Farmworkers learn through short-term on-the-job training. Most do not have a high school diploma. The preponderance of workers without a high school diploma is particularly high in the crop production sector, where there are more labor-intensive establishments employing migrant farmworkers.

In nurseries, entry-level workers must be able to follow directions and learn proper planting procedures. If driving is an essential part of a job, employers look for applicants with a good driving record and some experience driving a truck. Workers who deal directly with customers must get along well with people. Employers also look for responsible, self-motivated individuals, because nursery workers sometimes work with little supervision.

For graders and sorters, training requirements vary on the basis of their responsibilities. For those who perform tests on various agricultural products, a high school diploma is preferred and may be required. Simple jobs requiring mostly visual inspection may be filled by beginners provided with short-term on-the-job training.

Becoming an agricultural inspector requires relevant work experience or some college course work in a field such as biology or agricultural science. Inspectors are trained in the applicable laws or inspection procedures through some combination of classroom and on-the-job training. In general, people who want to enter this occupation should be responsible, like detailed work, and be able to communicate well. Federal Government inspectors whose job performance is satisfactory advance through a career ladder to a specified full-performance level. For positions above this level—usually supervisory positions—advancement is competitive and based on agency needs and individual merit. Advancement opportunities in State and local governments and in the private sector often are similar to those in the Federal Government.

Advancement of agricultural workers depends on motivation and experience. Farmworkers who work hard and quickly, have good communication skills, and take an interest in the business may advance to crew leader or other supervisory positions. Some agricultural workers may aspire to become farm, ranch, and other agricultural managers, or farmers or ranchers themselves. ( Farmers, ranchers, and agricultural managers are discussed elsewhere in the Handbook.) In addition, their knowledge of raising and harvesting produce may provide an excellent background for becoming purchasing agents and buyers of farm products.
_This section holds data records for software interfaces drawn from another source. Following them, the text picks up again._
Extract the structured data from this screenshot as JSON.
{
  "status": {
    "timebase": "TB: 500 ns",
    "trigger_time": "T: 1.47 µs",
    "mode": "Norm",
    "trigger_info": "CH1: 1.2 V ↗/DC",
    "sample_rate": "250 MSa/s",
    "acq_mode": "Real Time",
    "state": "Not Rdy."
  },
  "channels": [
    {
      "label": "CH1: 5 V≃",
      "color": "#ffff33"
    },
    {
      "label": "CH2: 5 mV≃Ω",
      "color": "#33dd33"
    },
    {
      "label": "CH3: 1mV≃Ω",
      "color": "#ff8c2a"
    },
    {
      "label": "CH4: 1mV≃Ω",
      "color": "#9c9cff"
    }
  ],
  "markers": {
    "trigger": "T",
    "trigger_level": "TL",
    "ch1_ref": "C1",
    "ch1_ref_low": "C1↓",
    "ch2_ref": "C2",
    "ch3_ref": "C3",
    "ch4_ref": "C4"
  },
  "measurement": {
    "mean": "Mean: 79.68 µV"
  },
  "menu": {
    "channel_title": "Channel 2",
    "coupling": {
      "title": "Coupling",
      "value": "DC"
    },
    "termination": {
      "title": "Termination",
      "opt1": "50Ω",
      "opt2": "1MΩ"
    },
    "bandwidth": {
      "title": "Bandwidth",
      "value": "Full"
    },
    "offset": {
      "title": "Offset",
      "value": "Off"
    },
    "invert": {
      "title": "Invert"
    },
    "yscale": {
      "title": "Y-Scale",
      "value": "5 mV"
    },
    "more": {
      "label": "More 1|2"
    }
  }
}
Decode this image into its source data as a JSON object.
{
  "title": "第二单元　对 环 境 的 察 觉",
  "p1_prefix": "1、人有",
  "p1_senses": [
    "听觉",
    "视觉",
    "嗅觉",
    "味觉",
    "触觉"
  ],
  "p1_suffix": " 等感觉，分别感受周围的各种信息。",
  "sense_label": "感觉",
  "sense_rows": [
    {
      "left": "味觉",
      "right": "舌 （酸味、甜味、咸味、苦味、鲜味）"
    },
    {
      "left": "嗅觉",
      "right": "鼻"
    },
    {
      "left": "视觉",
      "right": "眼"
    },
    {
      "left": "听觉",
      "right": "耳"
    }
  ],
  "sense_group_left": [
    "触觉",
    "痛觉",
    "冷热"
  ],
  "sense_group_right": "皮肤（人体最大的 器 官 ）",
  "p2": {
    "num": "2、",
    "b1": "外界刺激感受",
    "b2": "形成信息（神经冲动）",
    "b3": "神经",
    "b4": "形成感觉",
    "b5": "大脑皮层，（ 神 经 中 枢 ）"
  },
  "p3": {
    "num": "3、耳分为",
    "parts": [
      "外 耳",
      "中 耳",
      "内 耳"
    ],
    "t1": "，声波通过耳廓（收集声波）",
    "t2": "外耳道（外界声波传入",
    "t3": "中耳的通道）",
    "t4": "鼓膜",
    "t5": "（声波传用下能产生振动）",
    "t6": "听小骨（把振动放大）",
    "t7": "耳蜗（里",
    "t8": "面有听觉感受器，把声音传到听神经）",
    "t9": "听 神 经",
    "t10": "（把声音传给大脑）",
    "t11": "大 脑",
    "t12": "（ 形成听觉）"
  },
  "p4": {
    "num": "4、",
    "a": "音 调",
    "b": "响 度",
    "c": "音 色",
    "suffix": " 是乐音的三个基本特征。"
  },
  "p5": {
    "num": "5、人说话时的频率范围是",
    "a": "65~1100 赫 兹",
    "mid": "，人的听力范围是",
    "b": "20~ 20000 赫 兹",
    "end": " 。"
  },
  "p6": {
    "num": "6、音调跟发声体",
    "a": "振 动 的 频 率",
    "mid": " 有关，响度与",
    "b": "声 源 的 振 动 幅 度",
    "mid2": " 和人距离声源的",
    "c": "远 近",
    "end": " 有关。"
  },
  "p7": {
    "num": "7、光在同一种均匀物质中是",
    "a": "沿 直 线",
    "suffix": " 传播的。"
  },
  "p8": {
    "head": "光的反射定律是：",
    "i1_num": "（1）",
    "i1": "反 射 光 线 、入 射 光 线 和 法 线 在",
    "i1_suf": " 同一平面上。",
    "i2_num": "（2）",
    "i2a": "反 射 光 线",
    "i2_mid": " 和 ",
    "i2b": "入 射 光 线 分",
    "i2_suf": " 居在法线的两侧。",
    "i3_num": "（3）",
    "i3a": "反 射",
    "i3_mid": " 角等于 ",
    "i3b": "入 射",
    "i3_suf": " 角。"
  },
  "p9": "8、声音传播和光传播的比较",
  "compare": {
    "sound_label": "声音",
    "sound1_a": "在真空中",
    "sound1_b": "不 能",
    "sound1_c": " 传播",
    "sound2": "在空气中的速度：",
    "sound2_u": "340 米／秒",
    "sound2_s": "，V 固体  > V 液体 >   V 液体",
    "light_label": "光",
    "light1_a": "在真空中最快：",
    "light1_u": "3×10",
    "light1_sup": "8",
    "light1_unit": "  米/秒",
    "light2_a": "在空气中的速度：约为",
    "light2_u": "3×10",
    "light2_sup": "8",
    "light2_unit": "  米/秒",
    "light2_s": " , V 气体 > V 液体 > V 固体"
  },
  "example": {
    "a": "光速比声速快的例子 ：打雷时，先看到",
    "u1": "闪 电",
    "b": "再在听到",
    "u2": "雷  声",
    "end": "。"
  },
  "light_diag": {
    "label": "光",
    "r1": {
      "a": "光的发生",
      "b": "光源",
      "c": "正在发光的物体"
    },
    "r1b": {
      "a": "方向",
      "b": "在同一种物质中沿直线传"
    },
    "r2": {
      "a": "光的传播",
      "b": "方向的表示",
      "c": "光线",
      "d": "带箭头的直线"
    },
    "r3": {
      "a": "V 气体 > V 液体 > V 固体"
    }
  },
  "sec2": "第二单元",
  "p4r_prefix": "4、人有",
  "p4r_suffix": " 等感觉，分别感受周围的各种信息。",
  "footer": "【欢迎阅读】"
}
Knowledge of working a farm as a business can help agricultural workers become farm and home management advisors. Those who earn a college degree in agricultural science could become agricultural and food scientists.